Each night as we sit around the dinner table as a family, we go around the table and share the high and low point of our day. We call it “high and lows.” In teaching this to our daughter Kate, the terms high and low make no sense in her 3-year-old mind so we ask her, “What made you happy today?” and “What made you sad?”
In repeating this nightly ritual, I’ve come to realize, we’ve unintentionally taught Kate that “happy” things are better than “sad” things. And perhaps, unknowingly, we are also teaching her that it’s best to increase the amount of happy experiences in our life and decrease the sad. After all, that’s the principle on which our country was found, “life, liberty and the pursuit of happiness.”
But is there something to be said about embracing sadness?
When people experience tragedy we expect them to grieve.
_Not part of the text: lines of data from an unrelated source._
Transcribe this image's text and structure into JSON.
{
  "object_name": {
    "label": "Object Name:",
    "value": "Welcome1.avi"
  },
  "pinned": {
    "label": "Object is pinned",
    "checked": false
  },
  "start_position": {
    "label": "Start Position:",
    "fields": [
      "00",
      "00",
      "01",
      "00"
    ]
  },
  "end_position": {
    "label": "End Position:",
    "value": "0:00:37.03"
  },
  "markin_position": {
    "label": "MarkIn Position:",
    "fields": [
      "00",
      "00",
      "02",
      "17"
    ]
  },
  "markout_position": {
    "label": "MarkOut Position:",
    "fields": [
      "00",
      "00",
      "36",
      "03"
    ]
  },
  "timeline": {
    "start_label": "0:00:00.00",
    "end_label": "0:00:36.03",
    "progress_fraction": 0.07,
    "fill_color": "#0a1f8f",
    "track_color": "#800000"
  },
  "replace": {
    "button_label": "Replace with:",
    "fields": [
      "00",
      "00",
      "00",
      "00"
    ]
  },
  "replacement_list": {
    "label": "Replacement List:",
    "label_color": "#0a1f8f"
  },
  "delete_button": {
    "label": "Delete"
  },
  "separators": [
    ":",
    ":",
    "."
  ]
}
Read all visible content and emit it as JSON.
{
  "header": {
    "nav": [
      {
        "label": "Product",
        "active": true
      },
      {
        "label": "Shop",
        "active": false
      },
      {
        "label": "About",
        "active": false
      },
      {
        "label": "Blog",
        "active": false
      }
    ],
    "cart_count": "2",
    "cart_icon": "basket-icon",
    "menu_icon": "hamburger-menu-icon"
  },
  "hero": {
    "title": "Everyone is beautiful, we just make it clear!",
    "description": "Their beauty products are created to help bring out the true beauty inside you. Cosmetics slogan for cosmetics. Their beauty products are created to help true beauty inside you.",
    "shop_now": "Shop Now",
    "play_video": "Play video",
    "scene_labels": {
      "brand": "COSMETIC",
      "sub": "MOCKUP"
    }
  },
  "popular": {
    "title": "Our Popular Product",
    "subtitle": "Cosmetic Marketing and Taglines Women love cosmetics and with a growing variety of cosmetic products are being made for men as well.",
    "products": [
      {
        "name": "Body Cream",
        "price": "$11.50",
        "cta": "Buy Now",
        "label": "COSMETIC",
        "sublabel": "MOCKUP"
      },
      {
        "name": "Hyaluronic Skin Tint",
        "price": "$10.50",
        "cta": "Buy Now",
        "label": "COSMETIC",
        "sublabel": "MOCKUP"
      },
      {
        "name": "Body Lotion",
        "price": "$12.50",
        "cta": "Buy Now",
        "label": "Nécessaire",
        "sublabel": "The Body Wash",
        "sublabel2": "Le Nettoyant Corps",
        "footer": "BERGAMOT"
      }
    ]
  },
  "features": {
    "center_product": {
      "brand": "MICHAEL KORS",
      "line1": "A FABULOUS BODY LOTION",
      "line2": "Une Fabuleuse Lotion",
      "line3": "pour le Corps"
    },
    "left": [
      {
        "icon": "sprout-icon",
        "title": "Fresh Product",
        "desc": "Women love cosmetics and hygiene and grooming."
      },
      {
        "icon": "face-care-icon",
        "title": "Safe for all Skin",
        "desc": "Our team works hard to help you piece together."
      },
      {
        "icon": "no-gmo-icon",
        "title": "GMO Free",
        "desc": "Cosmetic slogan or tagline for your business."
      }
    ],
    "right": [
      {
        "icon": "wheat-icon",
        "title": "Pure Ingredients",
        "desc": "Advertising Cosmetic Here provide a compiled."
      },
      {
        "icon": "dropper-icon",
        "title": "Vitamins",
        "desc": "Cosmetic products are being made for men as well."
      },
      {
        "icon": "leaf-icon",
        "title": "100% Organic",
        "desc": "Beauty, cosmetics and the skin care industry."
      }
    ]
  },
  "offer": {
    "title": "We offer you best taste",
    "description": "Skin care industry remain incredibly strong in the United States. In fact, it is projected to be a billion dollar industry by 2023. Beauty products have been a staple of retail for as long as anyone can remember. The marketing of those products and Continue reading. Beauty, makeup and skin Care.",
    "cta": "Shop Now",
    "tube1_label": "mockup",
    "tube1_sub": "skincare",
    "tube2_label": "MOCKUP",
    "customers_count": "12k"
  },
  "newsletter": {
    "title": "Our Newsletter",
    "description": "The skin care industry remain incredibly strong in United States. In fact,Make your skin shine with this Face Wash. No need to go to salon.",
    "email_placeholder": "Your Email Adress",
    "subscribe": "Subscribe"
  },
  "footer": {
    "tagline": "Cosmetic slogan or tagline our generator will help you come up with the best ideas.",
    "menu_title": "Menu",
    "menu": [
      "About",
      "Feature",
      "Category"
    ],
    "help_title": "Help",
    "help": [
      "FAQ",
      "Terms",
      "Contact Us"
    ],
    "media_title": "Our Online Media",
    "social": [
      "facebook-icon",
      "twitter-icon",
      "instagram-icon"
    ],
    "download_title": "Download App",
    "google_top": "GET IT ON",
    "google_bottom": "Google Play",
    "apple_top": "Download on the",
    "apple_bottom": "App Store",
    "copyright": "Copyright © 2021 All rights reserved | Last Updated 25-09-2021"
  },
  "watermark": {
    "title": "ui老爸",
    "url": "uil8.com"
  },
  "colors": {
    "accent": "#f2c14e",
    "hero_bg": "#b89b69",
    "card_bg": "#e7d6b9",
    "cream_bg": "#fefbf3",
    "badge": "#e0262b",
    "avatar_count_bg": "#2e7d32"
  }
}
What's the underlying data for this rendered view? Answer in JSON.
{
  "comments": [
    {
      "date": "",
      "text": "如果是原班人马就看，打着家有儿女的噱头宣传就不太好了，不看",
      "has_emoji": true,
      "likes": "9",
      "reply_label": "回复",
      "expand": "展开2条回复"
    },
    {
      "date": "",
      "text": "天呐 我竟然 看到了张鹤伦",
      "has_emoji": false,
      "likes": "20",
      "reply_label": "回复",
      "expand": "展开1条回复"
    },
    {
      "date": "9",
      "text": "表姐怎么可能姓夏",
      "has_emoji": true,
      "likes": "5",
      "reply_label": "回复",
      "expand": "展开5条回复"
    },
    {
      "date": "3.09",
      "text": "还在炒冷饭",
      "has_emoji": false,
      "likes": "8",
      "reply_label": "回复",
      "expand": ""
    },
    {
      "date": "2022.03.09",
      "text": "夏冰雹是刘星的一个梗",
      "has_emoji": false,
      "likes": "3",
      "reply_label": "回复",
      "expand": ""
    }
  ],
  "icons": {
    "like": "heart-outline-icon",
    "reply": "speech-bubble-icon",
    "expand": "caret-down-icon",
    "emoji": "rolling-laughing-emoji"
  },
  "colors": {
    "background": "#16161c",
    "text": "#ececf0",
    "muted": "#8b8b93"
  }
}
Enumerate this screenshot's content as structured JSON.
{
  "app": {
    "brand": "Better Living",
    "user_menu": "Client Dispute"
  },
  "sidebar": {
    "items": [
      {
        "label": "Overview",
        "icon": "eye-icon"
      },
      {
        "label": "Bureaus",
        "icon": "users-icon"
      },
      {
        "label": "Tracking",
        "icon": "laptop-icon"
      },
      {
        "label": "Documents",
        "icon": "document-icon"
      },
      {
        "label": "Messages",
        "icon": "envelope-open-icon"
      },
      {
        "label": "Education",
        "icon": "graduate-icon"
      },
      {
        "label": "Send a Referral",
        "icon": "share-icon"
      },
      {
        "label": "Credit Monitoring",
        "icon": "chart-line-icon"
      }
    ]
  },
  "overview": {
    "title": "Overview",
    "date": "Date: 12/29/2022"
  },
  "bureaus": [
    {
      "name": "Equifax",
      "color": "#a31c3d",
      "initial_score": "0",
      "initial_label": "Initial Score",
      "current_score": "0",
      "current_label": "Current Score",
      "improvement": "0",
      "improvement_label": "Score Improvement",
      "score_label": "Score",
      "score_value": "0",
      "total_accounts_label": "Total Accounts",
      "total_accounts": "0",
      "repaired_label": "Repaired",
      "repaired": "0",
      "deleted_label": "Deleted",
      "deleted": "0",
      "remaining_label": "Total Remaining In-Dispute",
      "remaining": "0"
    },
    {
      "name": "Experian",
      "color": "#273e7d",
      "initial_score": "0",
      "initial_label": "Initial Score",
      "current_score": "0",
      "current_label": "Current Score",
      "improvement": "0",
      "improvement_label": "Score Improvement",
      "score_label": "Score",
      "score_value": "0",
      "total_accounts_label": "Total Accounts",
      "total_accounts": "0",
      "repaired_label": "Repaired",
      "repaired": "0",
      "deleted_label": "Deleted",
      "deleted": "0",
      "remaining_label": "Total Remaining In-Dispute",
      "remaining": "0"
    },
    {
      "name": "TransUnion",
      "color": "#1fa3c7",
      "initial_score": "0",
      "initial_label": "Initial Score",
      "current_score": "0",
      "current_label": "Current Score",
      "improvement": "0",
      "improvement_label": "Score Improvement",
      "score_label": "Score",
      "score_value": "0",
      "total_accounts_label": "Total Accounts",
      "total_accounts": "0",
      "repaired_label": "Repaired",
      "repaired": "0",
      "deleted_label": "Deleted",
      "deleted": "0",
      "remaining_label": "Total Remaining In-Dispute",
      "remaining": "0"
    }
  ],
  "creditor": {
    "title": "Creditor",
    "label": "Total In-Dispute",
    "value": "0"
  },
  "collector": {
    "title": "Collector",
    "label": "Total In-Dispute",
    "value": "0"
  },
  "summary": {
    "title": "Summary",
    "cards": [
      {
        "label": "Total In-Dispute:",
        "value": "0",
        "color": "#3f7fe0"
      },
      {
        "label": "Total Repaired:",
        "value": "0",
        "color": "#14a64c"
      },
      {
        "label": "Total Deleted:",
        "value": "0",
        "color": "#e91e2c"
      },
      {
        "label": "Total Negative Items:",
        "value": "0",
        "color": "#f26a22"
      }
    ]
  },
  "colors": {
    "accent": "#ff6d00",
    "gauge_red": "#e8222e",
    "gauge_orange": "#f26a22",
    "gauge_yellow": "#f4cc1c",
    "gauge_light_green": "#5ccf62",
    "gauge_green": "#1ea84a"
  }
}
It seems a bit strange if they don’t. But what about allowing yourselves to be sad when it’s triggered by something you see, hear or experience?
Now, before you stop reading or click over to another blog thinking this just took a depressing turn… take a look at this video.
In an interview, comedian Louis C.K. tells of a similar experience. (Quick disclaimer: If you go searching for Louis C.K. stuff on the internet as a result of reading this, note that he can be quite offensive.) In the interview he was talking about how we often distract ourselves from things we don’t want to experience and feel.
He went on to tell about a time he was driving in his car and a sad song came on the radio. He said as the song played he started to feel sad and instead of changing the station or turning it off, he pulled his car over and allowed himself to cry to the song. In the interview, he went on to say that profound joy is discovered after knowing deep sorrow. It’s through embracing the sadness, working through it and coming out on the other side where we discover true joy.
In the end, by distracting ourselves in moments where sadness creeps in, we end up living in this in between space where we never let ourselves feel sad, and as a result, never truly find deep joy.
So I finish by asking the questions again, is there something to be said about embracing sadness?
What do you think? Do either the video or the Louis C.K.’s comments resonate with you?